    In Hive incremental queries are supported by setting few configs in JobConf like for example – query mode to INCREMENTAL, starting commit time and max number of commits to consume. In Spark, there is a specific implementation to support incremental querying – IncrementalRelation. To support this in Presto, we need a way to identify the incremental query. Given Presto does not pass arbitrary session configs to the hadoop configuration object, an initial idea is to register the same table in the metastore as an incremental table. And then use query predicates to get other details such as starting commit time, max commits etc.

    RFC-15: Query planning and listing improvements

    Hudi write client and Hudi queries need to perform listStatus operation on the file system to get a current view of the file system. While at Uber, the HDFS infrastructure was heavily optimized for listing, this can be an expensive op for large datasets containing thousands of partitions and each partition having thousands of files on cloud/object storage. The above RFC work aims at eliminating list operation and providing better query performance and faster lookups, by simply incrementally compacting Hudi’s timeline metadata into a snapshot of a table’s state at that instant.

    The solutions here aim at

    • Ways for storing and maintaining metadata of the latest list of files.
    • Maintaining stats on all columns of a table to aid effective pruning of files before scanning. This can be leveraged in the query planning phase of the engine.

    Towards this, Presto would need some changes too. We are actively exploring ways to leverage such metadata in the query planning phase. This would be a significant addition to Presto-Hudi integration and would push the query latencies further down.

    Record Level Indexes

    Upsert is a popular write operation on Hudi tables that relies on indexing to tag incoming records as upserts. HoodieIndex provides a mapping of a record id to a file id in both a partitioned or a non-partitioned dataset, with implementations backed by BloomFilters/ Key ranges (for temporal data), and also Apache HBase (for random updates). Many users find Apache HBase (or any such key-value store backed index) expensive and adding to operational overhead. This effort tries to come up with a new index format for indexing at record level, natively within Hudi. Hudi would store and maintain the record level index (backed by pluggable storage implementations such as HFile, RocksDB). This would be used by both the writer (ingestion) and readers (ingestion/queries) and would significantly improve upsert performance over join based approaches or even bloom index for random update workloads. This is another area where query engines could leverage this information when pruning files before listing them. We are also looking at a way to leverage this metadata from Presto when querying.

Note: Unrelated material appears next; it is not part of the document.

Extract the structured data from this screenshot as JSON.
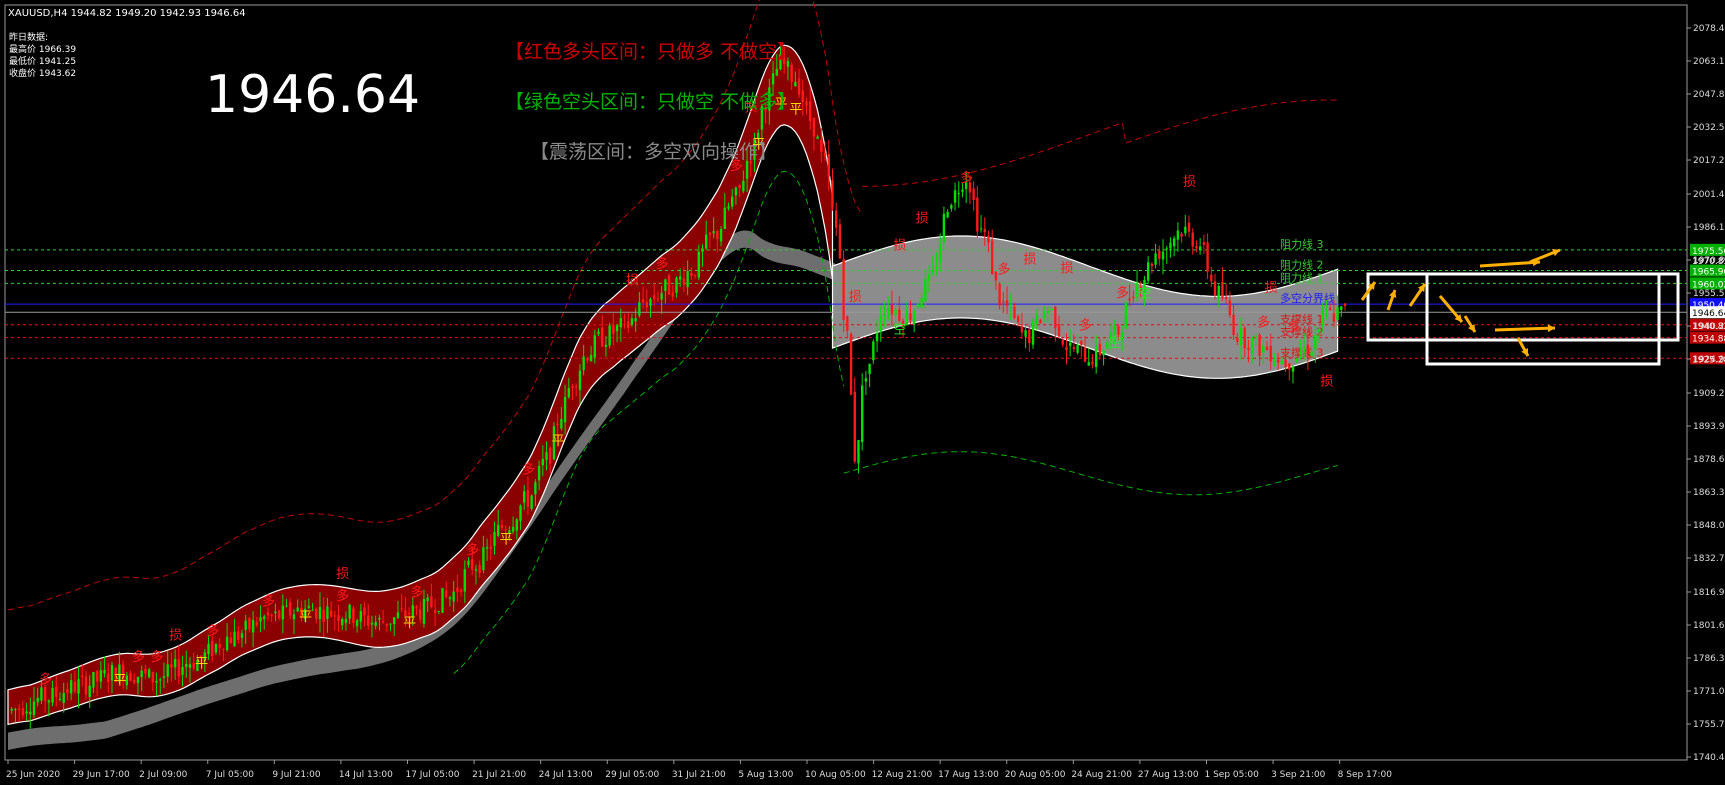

    Moving forward

    Query engines like Presto are the gateways for users to reap the strength of Hudi. With an ever growing community and active development roadmap there are many interesting projects in Hudi. As Hudi invests heavily into the projects above, there is only greater need to deeply integrate with systems like Presto. Towards that, we look forward to collaborating with the Presto community. We welcome suggestions, feedback and encourage you to make contributions and connect with us here.